“I met with a tutor when I needed extra help on assignments or projects, came into class early to attend my instructors’ office hours, and worked closely with the teacher assistants during and after class,” Steve said. “There were also Slack channels we could participate in and meet-ups where you could interact with alumni, hiring managers, and recruiters.”
These resources didn’t just help Steve prepare for his new career. They played a fundamental role in the development of GhostedBy.
“Because GhostedBy is an app designed to help empower job seekers and to fill a blind spot created by existing apps for both job seekers and employers, we also worked closely with the Trilogy career services team,” said Steve. “But even if your app has nothing to do with job hunting, I’d recommend you share every project you’re passionate about with career services. In addition to using this information to help you find a job, they may know of companies that might be interested in the signature technology you’re developing.”
Keep it simple
Steve is a big believer in simplicity, especially as it relates to the user experience in app development.
“One of my favorite sayings is ‘complexity is the enemy of execution.’ That’s why we wanted to make GhostedBy incredibly easy to use,” said Steve. “There’s a field to search for companies by name. The results show you if the company has ever been reported, as well as the number of reports. If the company ghosted you, you hit ‘report,’ and then you’re done.”
His philosophy of simplicity also informed how he approached his boot camp projects. While the course certainly requires a lot of hard work and dedication, he cautions learners against making their lives unnecessarily difficult.
“During the boot camp, some of the other teams created these incredibly complex apps. They were up all night prior to presentations trying to perfect every detail,” he said. “In life, there is no extra credit for making things complicated for yourself—and definitely no such thing as awards for lack of sleep.”
Be prepared to roll with the punches
Even with his focus on simplicity, Steve still found the course and the app development process a challenge.

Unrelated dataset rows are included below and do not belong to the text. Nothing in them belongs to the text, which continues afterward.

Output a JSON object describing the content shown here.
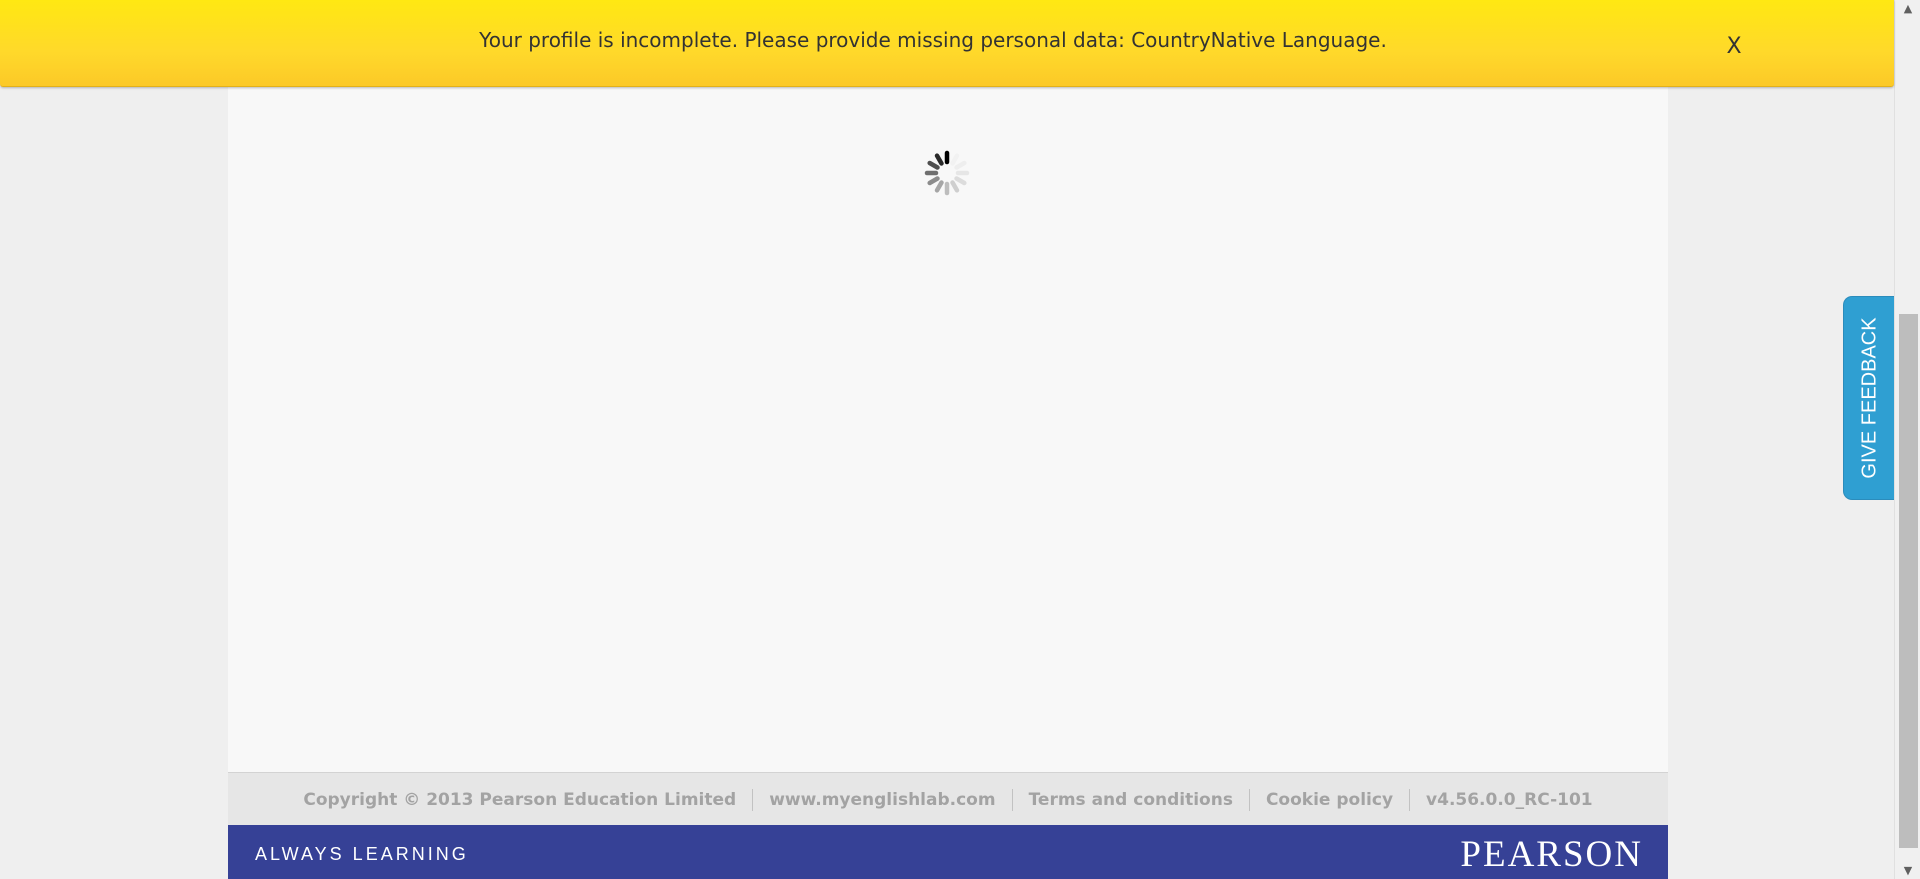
{
  "notification": {
    "message": "Your profile is incomplete. Please provide missing personal data: CountryNative Language.",
    "close_label": "X",
    "color": "#ffe812"
  },
  "main": {
    "loading": true
  },
  "footer": {
    "links": [
      "Copyright © 2013 Pearson Education Limited",
      "www.myenglishlab.com",
      "Terms and conditions",
      "Cookie policy",
      "v4.56.0.0_RC-101"
    ]
  },
  "brand": {
    "tagline": "ALWAYS LEARNING",
    "logo": "PEARSON",
    "color": "#364196"
  },
  "feedback": {
    "label": "GIVE FEEDBACK",
    "color": "#2f9fd2"
  },
  "scrollbar": {
    "up_icon": "up-arrow",
    "down_icon": "down-arrow"
  }
}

He knew, though, that it was not an insurmountable one to become a master of current full-stack development.
“There was one point in the boot camp where I suddenly found myself feeling overwhelmed,” he said. “But rather than letting my anxiety get the best of me, I reflected on why I had joined, what my goals were, and what I needed to do to feel more confident. That’s where resources like the free coding tutor really came in handy.”
Steve also formed a small informal team of peers from his class, and he hosted weekly “code battles” with his classmates to share and hone software skills.
Ultimately, the challenging nature of boot camp helps learners prepare for a career in app development—or tech in general.